# [BRIEF]
Show all lines from the data that include the word "html".

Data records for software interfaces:
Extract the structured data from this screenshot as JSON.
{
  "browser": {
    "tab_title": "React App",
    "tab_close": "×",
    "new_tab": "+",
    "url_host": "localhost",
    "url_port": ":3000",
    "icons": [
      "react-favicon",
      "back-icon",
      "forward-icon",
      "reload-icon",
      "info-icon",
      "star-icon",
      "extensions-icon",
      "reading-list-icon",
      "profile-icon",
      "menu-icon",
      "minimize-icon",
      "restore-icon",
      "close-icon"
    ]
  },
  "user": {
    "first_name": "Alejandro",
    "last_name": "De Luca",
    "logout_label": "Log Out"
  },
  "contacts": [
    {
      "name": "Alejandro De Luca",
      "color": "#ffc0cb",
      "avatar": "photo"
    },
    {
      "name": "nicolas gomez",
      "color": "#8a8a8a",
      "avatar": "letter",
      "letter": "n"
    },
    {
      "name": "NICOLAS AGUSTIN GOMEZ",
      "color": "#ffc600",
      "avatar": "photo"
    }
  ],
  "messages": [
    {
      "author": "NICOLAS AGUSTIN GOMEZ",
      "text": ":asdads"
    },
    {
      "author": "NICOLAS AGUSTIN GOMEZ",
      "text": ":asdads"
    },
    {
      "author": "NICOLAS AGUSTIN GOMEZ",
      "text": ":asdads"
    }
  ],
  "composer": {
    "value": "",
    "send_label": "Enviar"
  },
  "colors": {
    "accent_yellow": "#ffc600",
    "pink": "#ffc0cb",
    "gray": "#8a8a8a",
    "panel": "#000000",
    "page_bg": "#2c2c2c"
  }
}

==

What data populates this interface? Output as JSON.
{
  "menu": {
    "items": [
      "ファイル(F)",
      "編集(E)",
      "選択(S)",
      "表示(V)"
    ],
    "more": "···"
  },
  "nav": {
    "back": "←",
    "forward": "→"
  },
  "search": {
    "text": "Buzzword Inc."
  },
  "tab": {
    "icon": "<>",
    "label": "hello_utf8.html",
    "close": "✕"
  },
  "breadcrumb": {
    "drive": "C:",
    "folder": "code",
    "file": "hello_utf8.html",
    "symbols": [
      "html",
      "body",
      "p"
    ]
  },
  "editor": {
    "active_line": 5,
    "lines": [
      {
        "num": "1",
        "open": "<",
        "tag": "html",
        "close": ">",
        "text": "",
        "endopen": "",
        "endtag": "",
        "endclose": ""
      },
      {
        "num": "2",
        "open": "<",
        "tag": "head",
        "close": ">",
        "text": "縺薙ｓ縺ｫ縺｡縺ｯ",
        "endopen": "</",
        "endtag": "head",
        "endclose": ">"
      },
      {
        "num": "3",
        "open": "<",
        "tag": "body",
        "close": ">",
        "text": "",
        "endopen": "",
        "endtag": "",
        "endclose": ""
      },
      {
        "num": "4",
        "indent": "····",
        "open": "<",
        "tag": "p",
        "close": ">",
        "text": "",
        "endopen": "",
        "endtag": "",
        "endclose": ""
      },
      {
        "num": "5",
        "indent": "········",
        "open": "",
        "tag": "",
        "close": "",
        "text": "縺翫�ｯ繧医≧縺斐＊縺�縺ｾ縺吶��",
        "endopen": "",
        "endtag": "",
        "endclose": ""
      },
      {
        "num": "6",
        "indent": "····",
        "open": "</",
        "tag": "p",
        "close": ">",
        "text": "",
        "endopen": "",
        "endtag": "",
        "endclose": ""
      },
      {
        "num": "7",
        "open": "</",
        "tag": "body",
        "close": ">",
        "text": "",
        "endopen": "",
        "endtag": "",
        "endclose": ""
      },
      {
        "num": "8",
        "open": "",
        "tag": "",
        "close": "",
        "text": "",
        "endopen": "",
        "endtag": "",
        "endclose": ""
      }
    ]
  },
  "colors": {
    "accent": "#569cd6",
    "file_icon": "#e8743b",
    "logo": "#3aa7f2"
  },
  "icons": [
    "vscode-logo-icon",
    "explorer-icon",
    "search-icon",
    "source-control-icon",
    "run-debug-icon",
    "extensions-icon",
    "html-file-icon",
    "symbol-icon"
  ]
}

# [OUTPUT FOR THIS TASK]
    "label": "hello_utf8.html",
    "file": "hello_utf8.html",
      "html",
        "tag": "html",
    "html-file-icon",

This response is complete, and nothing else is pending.